“Hi, perhaps you recognize me — it’s your favorite president,” Trump said.
“I wasn’t feeling so hot and within a short period of time they gave me Regeneron,” he said, referring to the drug company that makes the experimental antibody cocktail he received. “It was unbelievable. I felt good immediately. I felt as good three days ago as I do now.”
Trump later said of the drug, “I call that a cure,” and suggested that his infection was “a blessing from god” that revealed the drug’s promise. “I think if I didn’t catch [the virus] we’d be looking at that like a bunch of other drugs.”
The president for months has also been promising that a coronavirus vaccine is imminent, often pledging to make it available by Election Day. Late stage clinical trials are underway, but no vaccine-maker has yet sought emergency authorization or approval from the Food and Drug Administration. On Tuesday, the FDA released stricter new vaccine guidelines that make it unlikely a shot will arrive by Nov. 3.
Now Trump is promoting the experimental antibody drugs as cures, with his most effusive praise reserved for the drug made by Regeneron. The company’s CEO is a member of Trump’s Westchester, N.Y., golf club.
Trump said in the video that his administration would authorize emergency use of Regeneron’s treatment, and a similar antibody drug from Eli Lilly, and would soon make them available to the public. Both companies have applied in recent days to the FDA for authorization to use their antibody treatments on an emergency basis.
“If you’re in the hospital and feeling really bad, I think we’re going to work it so that you get them and you’re going to get them free,” Trump said, adding that the government had “hundreds of thousands of doses that were nearly available.”

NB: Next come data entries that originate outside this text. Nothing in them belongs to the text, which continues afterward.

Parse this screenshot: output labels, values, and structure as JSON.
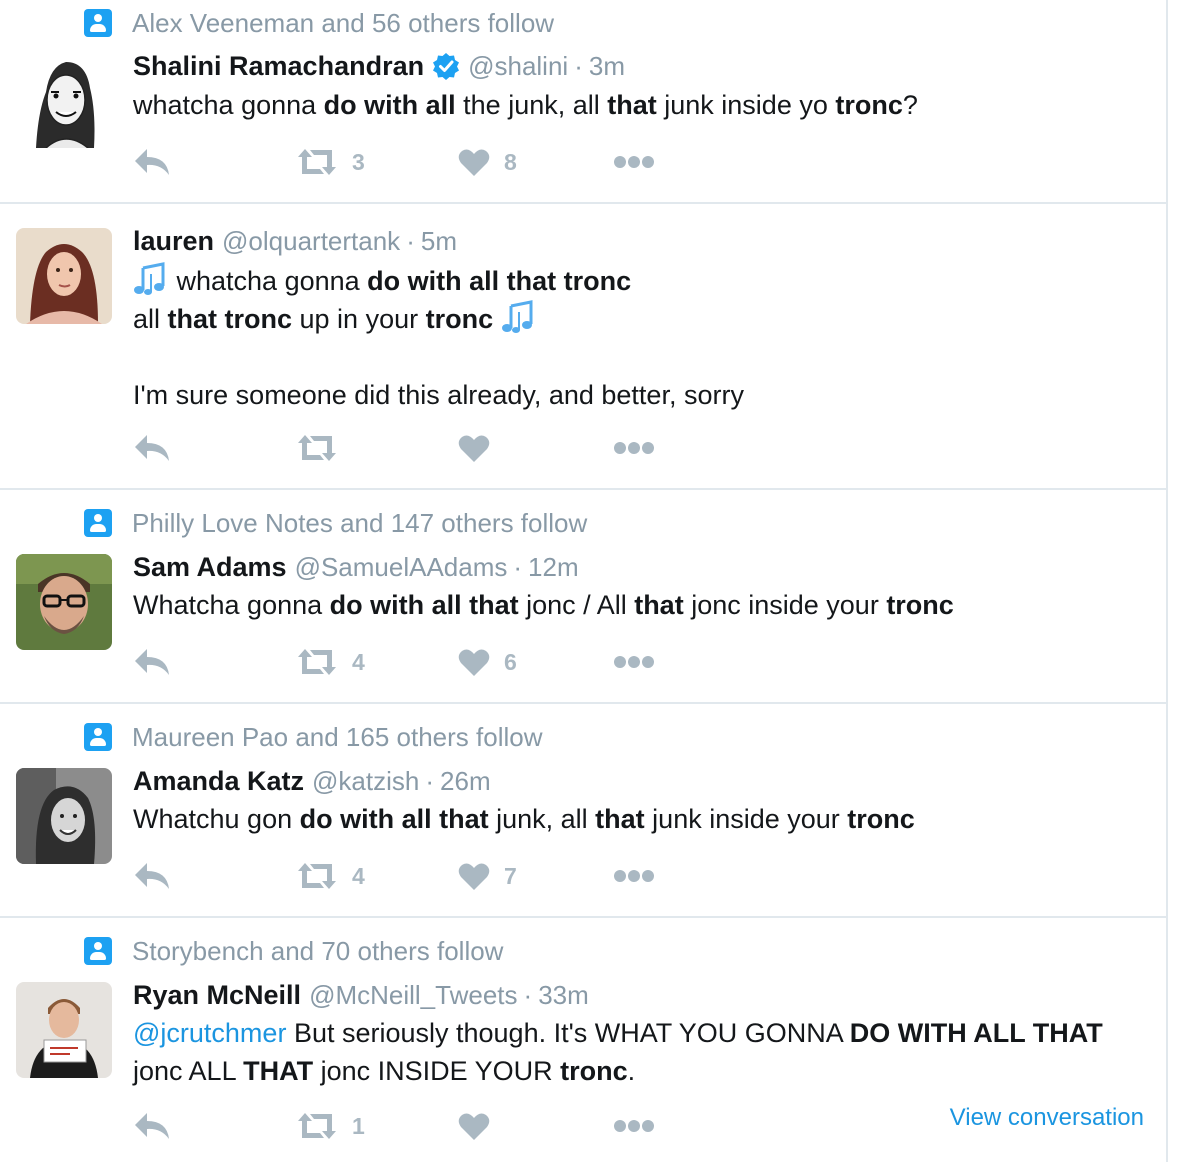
{
  "colors": {
    "accent": "#1da1f2",
    "link": "#1b95e0",
    "muted": "#8899a6",
    "action": "#aab8c2",
    "border": "#e1e8ed"
  },
  "tweets": [
    {
      "context": "Alex Veeneman and 56 others follow",
      "avatar_icon": "sketch-portrait",
      "name": "Shalini Ramachandran",
      "verified": true,
      "handle": "@shalini",
      "sep": "·",
      "time": "3m",
      "lines": [
        [
          "whatcha gonna ",
          {
            "b": "do with all"
          },
          " the junk, all ",
          {
            "b": "that"
          },
          " junk inside yo ",
          {
            "b": "tronc"
          },
          "?"
        ]
      ],
      "retweets": "3",
      "likes": "8"
    },
    {
      "context": "",
      "avatar_icon": "woman-photo",
      "name": "lauren",
      "verified": false,
      "handle": "@olquartertank",
      "sep": "·",
      "time": "5m",
      "lines": [
        [
          {
            "emoji": "music-notes"
          },
          " whatcha gonna ",
          {
            "b": "do with all that tronc"
          }
        ],
        [
          "all ",
          {
            "b": "that tronc"
          },
          " up in your ",
          {
            "b": "tronc"
          },
          " ",
          {
            "emoji": "music-notes"
          }
        ],
        [
          ""
        ],
        [
          "I'm sure someone did this already, and better, sorry"
        ]
      ],
      "retweets": "",
      "likes": ""
    },
    {
      "context": "Philly Love Notes and 147 others follow",
      "avatar_icon": "man-glasses-photo",
      "name": "Sam Adams",
      "verified": false,
      "handle": "@SamuelAAdams",
      "sep": "·",
      "time": "12m",
      "lines": [
        [
          "Whatcha gonna ",
          {
            "b": "do with all that"
          },
          " jonc / All ",
          {
            "b": "that"
          },
          " jonc inside your ",
          {
            "b": "tronc"
          }
        ]
      ],
      "retweets": "4",
      "likes": "6"
    },
    {
      "context": "Maureen Pao and 165 others follow",
      "avatar_icon": "woman-bw-photo",
      "name": "Amanda Katz",
      "verified": false,
      "handle": "@katzish",
      "sep": "·",
      "time": "26m",
      "lines": [
        [
          "Whatchu gon ",
          {
            "b": "do with all that"
          },
          " junk, all ",
          {
            "b": "that"
          },
          " junk inside your ",
          {
            "b": "tronc"
          }
        ]
      ],
      "retweets": "4",
      "likes": "7"
    },
    {
      "context": "Storybench and 70 others follow",
      "avatar_icon": "man-sign-photo",
      "name": "Ryan McNeill",
      "verified": false,
      "handle": "@McNeill_Tweets",
      "sep": "·",
      "time": "33m",
      "lines": [
        [
          {
            "link": "@jcrutchmer"
          },
          " But seriously though. It's WHAT YOU GONNA ",
          {
            "b": "DO WITH ALL THAT"
          }
        ],
        [
          "jonc ALL ",
          {
            "b": "THAT"
          },
          " jonc INSIDE YOUR ",
          {
            "b": "tronc"
          },
          "."
        ]
      ],
      "retweets": "1",
      "likes": "",
      "view_conversation": "View conversation"
    }
  ]
}
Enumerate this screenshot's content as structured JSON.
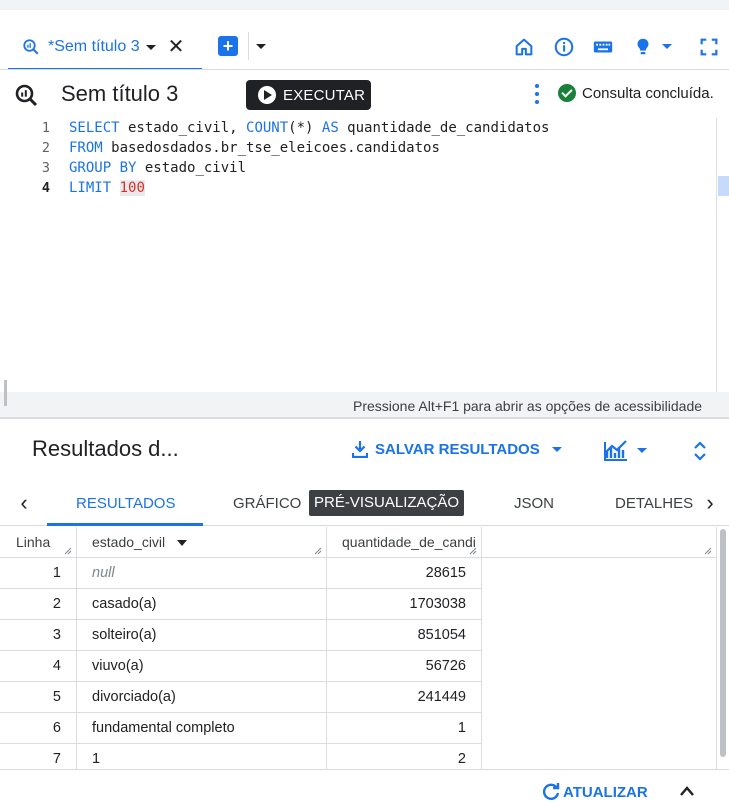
{
  "tabs": {
    "active_tab_label": "*Sem título 3"
  },
  "title": "Sem título 3",
  "run_button_label": "EXECUTAR",
  "status_text": "Consulta concluída.",
  "editor": {
    "line_numbers": [
      "1",
      "2",
      "3",
      "4"
    ],
    "lines": [
      [
        {
          "t": "SELECT",
          "c": "kw"
        },
        {
          "t": " estado_civil, ",
          "c": ""
        },
        {
          "t": "COUNT",
          "c": "kw"
        },
        {
          "t": "(*) ",
          "c": ""
        },
        {
          "t": "AS",
          "c": "kw"
        },
        {
          "t": " quantidade_de_candidatos",
          "c": ""
        }
      ],
      [
        {
          "t": "FROM",
          "c": "kw"
        },
        {
          "t": " basedosdados.br_tse_eleicoes.candidatos",
          "c": ""
        }
      ],
      [
        {
          "t": "GROUP BY",
          "c": "kw"
        },
        {
          "t": " estado_civil",
          "c": ""
        }
      ],
      [
        {
          "t": "LIMIT",
          "c": "kw"
        },
        {
          "t": " ",
          "c": ""
        },
        {
          "t": "100",
          "c": "num"
        }
      ]
    ]
  },
  "accessibility_hint": "Pressione Alt+F1 para abrir as opções de acessibilidade",
  "results": {
    "title": "Resultados d...",
    "save_label": "SALVAR RESULTADOS",
    "tabs": {
      "resultados": "RESULTADOS",
      "grafico": "GRÁFICO",
      "previsualizacao": "PRÉ-VISUALIZAÇÃO",
      "json": "JSON",
      "detalhes": "DETALHES"
    },
    "columns": {
      "line": "Linha",
      "estado": "estado_civil",
      "qtd": "quantidade_de_candi"
    },
    "rows": [
      {
        "line": "1",
        "estado": "null",
        "qtd": "28615",
        "is_null": true
      },
      {
        "line": "2",
        "estado": "casado(a)",
        "qtd": "1703038"
      },
      {
        "line": "3",
        "estado": "solteiro(a)",
        "qtd": "851054"
      },
      {
        "line": "4",
        "estado": "viuvo(a)",
        "qtd": "56726"
      },
      {
        "line": "5",
        "estado": "divorciado(a)",
        "qtd": "241449"
      },
      {
        "line": "6",
        "estado": "fundamental completo",
        "qtd": "1"
      },
      {
        "line": "7",
        "estado": "1",
        "qtd": "2"
      }
    ]
  },
  "footer": {
    "refresh_label": "ATUALIZAR"
  },
  "colors": {
    "accent": "#1a73e8",
    "success": "#188038",
    "dark_button": "#202124"
  }
}
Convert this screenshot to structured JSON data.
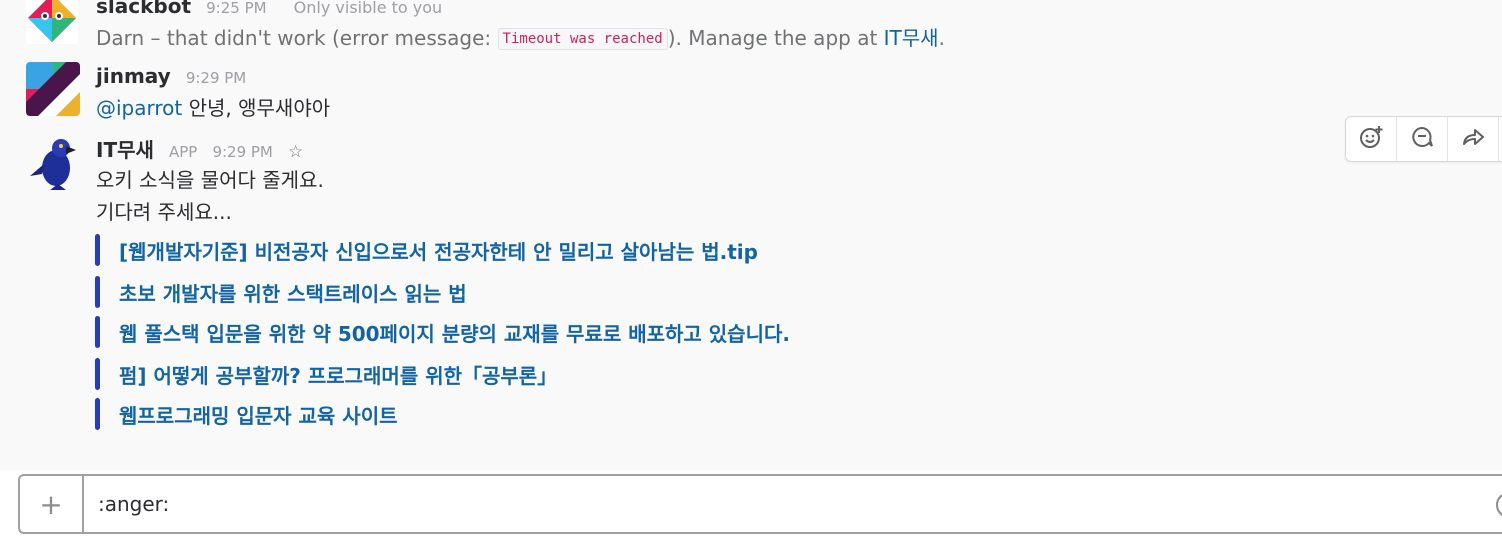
{
  "messages": [
    {
      "sender": "slackbot",
      "time": "9:25 PM",
      "visibility_note": "Only visible to you",
      "text_pre": "Darn – that didn't work (error message: ",
      "code": "Timeout was reached",
      "text_mid": "). Manage the app at ",
      "link": "IT무새",
      "text_post": "."
    },
    {
      "sender": "jinmay",
      "time": "9:29 PM",
      "mention": "@iparrot",
      "text": " 안녕, 앵무새야아"
    },
    {
      "sender": "IT무새",
      "badge": "APP",
      "time": "9:29 PM",
      "star_icon": "☆",
      "line1": "오키 소식을 물어다 줄게요.",
      "line2": "기다려 주세요...",
      "attachments": [
        {
          "title": "[웹개발자기준] 비전공자 신입으로서 전공자한테 안 밀리고 살아남는 법.tip"
        },
        {
          "title": "초보 개발자를 위한 스택트레이스 읽는 법"
        },
        {
          "title": "웹 풀스택 입문을 위한 약 500페이지 분량의 교재를 무료로 배포하고 있습니다."
        },
        {
          "title": "펌] 어떻게 공부할까? 프로그래머를 위한「공부론」"
        },
        {
          "title": "웹프로그래밍 입문자 교육 사이트"
        }
      ]
    }
  ],
  "message_actions": [
    "add-reaction-icon",
    "start-thread-icon",
    "share-message-icon"
  ],
  "composer": {
    "plus": "+",
    "value": ":anger:"
  },
  "colors": {
    "link": "#1264a3",
    "attachment_bar": "#2a3bb5",
    "code_text": "#cc2255"
  }
}
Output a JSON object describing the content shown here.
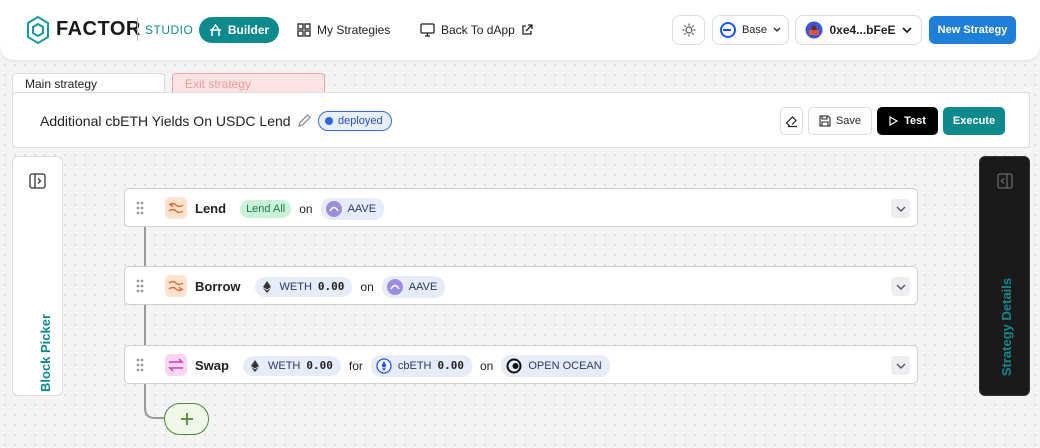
{
  "brand": {
    "name": "FACTOR",
    "product": "STUDIO"
  },
  "nav": {
    "builder": "Builder",
    "my_strategies": "My Strategies",
    "back_to_dapp": "Back To dApp",
    "chain": "Base",
    "wallet": "0xe4...bFeE",
    "new_strategy": "New Strategy"
  },
  "tabs": {
    "main": "Main strategy",
    "exit": "Exit strategy"
  },
  "strategy": {
    "title": "Additional cbETH Yields On USDC Lend",
    "status": "deployed",
    "actions": {
      "save": "Save",
      "test": "Test",
      "execute": "Execute"
    }
  },
  "panels": {
    "left": "Block Picker",
    "right": "Strategy Details"
  },
  "blocks": [
    {
      "name": "Lend",
      "mode": "Lend All",
      "on": "on",
      "protocol": "AAVE"
    },
    {
      "name": "Borrow",
      "token": "WETH",
      "amount": "0.00",
      "on": "on",
      "protocol": "AAVE"
    },
    {
      "name": "Swap",
      "from_token": "WETH",
      "from_amount": "0.00",
      "for": "for",
      "to_token": "cbETH",
      "to_amount": "0.00",
      "on": "on",
      "protocol": "OPEN OCEAN"
    }
  ],
  "colors": {
    "accent": "#0e8a8f",
    "primary_blue": "#1e7fd8",
    "add_green": "#4f8a35"
  }
}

The two antibody treatments are now being tested in clinical trials, and scientists have greeted the limited early data released as promising. But the drugs are far from a slam-dunk. Regeneron and Lilly have said their antibodies help Covid-19 patients clear the coronavirus from their bodies and appear to speed recovery. But it is not clear whether the drugs reduce the risk of death.
And Trump has taken several other medications since his diagnosis, including the steroid dexamethasone and the antiviral drug remdesivir. That combination is not available to the typical patient — and the typical patient doesn’t get treated in the presidential quarters of Walter Reed hospital.
The federal government’s coronavirus drug and vaccine accelerator, Operation Warp Speed, has spent $450 million to secure up to 300,000 doses of Regeneron’s antibody treatment, which it will make available to U.S. patients at no cost. Lilly has said it could have up to 1 million doses of its antibody treatment available by the end of the year, including 100,000 by October. But Warp Speed has not said whether it has purchased any of the Lilly drug.
Zachary Brennan contributed.